The researcher’s third tip is to look at the rental market as a sign of how the market is trending for investors.
“I know owner-occupiers are the majority of Australian owners at 65-70 per cent. However, 30 per cent is no small amount when you’re looking at a region as a whole,” Mr Paliwal said.
“If you start seeing the rental market a bit cool when you look at high rental days on market, high vacancy rates, high amount of stale listing, as a result, this might turn off investors looking to buy in the area. Yes, they don’t make up the majority, you might see that demand come off and it becomes cooler,” Mr Paliwal explained.
A fourth sign that a property market is going to cool in the future is to look at building approvals.
“Building approvals is a great way leading indicator. To give you an example, in some parts of the Rouse Hill region where building approvals over the last 15 months as a percentage of total dwellings in the area are up close to 20 per cent,” Mr Paliwal said.
“When you see the region have close to 20 per cent of building approvals in the pipeline, even if it is not cool now, there’s a very high chance in the next two years it’s going to become cool because there is such a large pipeline of properties being built.”
“Who is going to take up that pipeline? That 20 per cent is no small number. So, expectations of 20 per cent of people to come into the region with borders shut makes it hard,” Mr Paliwal said.
However, the researcher also explained that the type of buyer in the area is important when it comes to using the building approvals indicator.
“If the majority are owner-occupiers, great, they are preparing their move, it doesn’t matter how big the approval is.

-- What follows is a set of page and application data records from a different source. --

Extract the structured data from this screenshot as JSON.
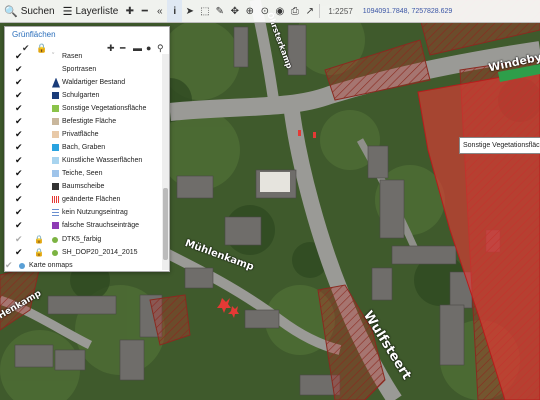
{
  "toolbar": {
    "search_label": "Suchen",
    "layers_label": "Layerliste",
    "scale": "1:2257",
    "coords": "1094091.7848, 7257828.629"
  },
  "panel": {
    "title": "Grünflächen",
    "items": [
      {
        "label": "Rasen",
        "checked": true
      },
      {
        "label": "Sportrasen",
        "checked": true
      },
      {
        "label": "Waldartiger Bestand",
        "checked": true,
        "symbol": "forest"
      },
      {
        "label": "Schulgarten",
        "checked": true,
        "symbol": "school"
      },
      {
        "label": "Sonstige Vegetationsfläche",
        "checked": true,
        "color": "#8bc34a"
      },
      {
        "label": "Befestigte Fläche",
        "checked": true,
        "color": "#c9b79c"
      },
      {
        "label": "Privatfläche",
        "checked": true,
        "color": "#e8c9a8"
      },
      {
        "label": "Bach, Graben",
        "checked": true,
        "color": "#29a3e0"
      },
      {
        "label": "Künstliche Wasserflächen",
        "checked": true,
        "color": "#a8d4ef"
      },
      {
        "label": "Teiche, Seen",
        "checked": true,
        "color": "#9fc4ea"
      },
      {
        "label": "Baumscheibe",
        "checked": true,
        "color": "#333333"
      },
      {
        "label": "geänderte Flächen",
        "checked": true,
        "symbol": "hatch-red"
      },
      {
        "label": "kein Nutzungseintrag",
        "checked": true,
        "symbol": "lines-blue"
      },
      {
        "label": "falsche Strauchseinträge",
        "checked": true,
        "color": "#8e3bb5"
      },
      {
        "label": "DTK5_farbig",
        "checked": false,
        "dot": "#7cb342",
        "lock": true
      },
      {
        "label": "SH_DOP20_2014_2015",
        "checked": true,
        "dot": "#7cb342",
        "lock": true
      },
      {
        "label": "Karte onmaps",
        "checked": false,
        "dot": "#5aa0d6"
      }
    ]
  },
  "map": {
    "street_labels": [
      "Windeby",
      "Wulfsteert",
      "Mühlenkamp",
      "Henkamp",
      "Öhrsterkamp"
    ],
    "tooltip": "Sonstige Vegetationsfläche"
  },
  "colors": {
    "accent": "#2a6ebb",
    "changed_area": "#e53935"
  }
}
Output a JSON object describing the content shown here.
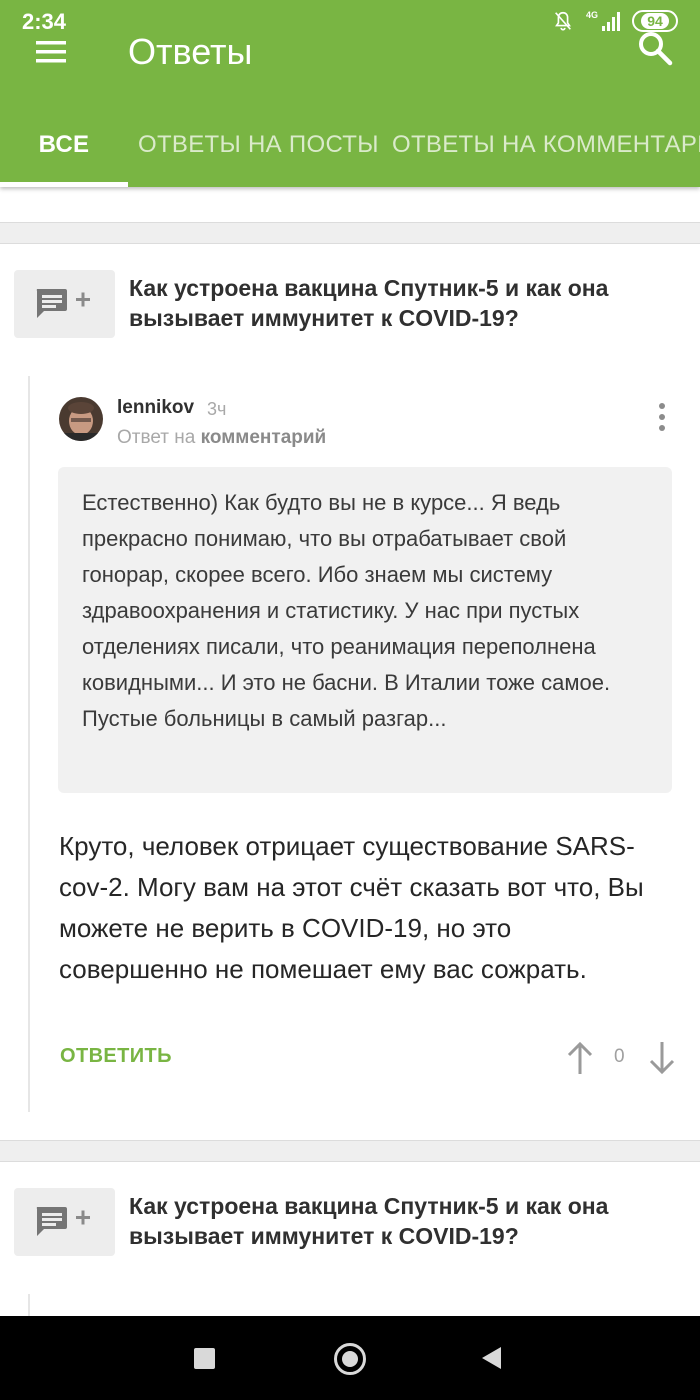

“If it wasn’t owner-occupiers, then who is going to come in and rent out those properties? That’s where the question comes in and things start getting cooler than ever,” Mr Paliwal concluded.